He’s been swimming independently (no floatation devices) for over a year. He’s got various badges including his 20 metre distance badge. He’s learning his strokes and is already quite good at breaststroke. His front crawl needs a bit of work still, but it does the job of getting him around the pool.
So J went swimming with the school. They all wore armbands the first week while they saw how good they were. Fine. They then let them take the armbands off and J lost his. Fine. Then they did a bit of a test and J got knocked off his stride by another child swimming across him. Fine, that happens in the pool. What doesn’t have to happen though is that a child who was fine without armbands, suddenly gets put back in them. Imagine what that does to self-esteem.
Now J is reluctant to go swimming and had to be persuaded to go to his regular out of school class. That went well because they know him and he enjoys it. I had a word with his teacher about the swimming with the school and the armband thing. I left it with her and he wore armbands again. Sighs! Clearly, she didn’t listen to a word I said. Not a very happy bunny as you can imagine.
Last time I told you about how despite J showing no signs of being ready to be giving up night nappies, we decided to give it a go anyway. The surprising thing is that we have had a lot of success.
Nights 1 and 2 were dry. On night 3 we put a nappy on because we had to get up early to catch a train in the morning and we didn’t want to risk a disturbed night beforehand. The nappy was pretty full. the next day.
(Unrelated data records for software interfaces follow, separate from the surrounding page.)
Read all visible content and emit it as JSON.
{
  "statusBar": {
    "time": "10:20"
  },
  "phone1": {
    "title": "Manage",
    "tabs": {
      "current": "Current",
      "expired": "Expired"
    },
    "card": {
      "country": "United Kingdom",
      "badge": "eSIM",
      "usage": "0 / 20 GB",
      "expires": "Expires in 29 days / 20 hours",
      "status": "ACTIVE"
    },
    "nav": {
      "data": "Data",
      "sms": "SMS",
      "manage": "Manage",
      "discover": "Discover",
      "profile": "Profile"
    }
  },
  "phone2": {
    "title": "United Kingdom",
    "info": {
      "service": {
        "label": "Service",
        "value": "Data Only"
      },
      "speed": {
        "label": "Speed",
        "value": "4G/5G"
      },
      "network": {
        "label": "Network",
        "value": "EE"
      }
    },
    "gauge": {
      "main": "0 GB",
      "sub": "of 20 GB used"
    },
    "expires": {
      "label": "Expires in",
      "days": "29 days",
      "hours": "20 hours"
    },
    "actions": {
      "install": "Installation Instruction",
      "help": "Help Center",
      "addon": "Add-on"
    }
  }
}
After that we went back to it. It’s been a bit mixed. What has been positive is that I haven’t been summoned to change the bed before about 3am any day, which suggests that he isn’t producing too much wee through the night. In most cases it’s been 4.30 onwards. There have been quite a few dry nights too and I’d say we were averaging 60:40. This is better than I’d dared to hope for, so I’m very happy.
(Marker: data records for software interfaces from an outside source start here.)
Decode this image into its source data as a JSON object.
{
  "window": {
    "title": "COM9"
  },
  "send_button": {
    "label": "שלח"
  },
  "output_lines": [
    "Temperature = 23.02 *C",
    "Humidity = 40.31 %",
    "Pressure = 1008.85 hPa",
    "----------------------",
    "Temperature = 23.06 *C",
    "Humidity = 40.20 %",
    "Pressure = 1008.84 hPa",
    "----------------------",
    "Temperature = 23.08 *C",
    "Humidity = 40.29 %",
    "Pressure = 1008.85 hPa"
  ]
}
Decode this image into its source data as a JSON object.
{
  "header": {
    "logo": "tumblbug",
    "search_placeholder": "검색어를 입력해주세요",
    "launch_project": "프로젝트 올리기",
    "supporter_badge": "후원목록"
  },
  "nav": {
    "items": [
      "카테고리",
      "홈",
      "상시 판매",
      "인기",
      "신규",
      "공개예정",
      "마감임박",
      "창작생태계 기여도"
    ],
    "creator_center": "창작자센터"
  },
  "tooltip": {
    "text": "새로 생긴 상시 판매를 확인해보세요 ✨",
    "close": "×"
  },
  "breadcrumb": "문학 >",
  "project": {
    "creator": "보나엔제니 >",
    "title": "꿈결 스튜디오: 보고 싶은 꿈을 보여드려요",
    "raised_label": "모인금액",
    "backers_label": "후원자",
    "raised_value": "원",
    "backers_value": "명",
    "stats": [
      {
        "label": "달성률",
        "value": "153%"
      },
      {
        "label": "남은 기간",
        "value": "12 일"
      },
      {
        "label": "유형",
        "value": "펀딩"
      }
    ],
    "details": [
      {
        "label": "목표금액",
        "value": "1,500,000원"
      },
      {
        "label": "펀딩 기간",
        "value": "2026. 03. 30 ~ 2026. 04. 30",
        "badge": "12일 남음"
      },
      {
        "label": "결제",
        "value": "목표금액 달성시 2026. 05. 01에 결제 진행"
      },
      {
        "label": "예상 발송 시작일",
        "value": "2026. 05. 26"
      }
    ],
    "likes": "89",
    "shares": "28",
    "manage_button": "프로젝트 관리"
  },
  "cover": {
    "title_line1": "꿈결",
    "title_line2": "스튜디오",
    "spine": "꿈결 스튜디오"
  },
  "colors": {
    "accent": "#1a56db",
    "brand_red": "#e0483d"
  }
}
Another thing that’s interesting is that I’m not washing bedlinen much, if at all, more often than when he was wearing nappies. With nappies they either got full (because he was weeing into them when he was still awake I think) or he’d been messing around down below (as boys do) and the nappy wasn’t ever going to be able to work because his willy was sticking out of it.
He’s motivated to succeed because he’s embarrassed about the nappies and because he wants us to buy him Skylanders as a reward for getting dry. I’m hopeful that he’s on the right track and I just hope things continue to improve from here.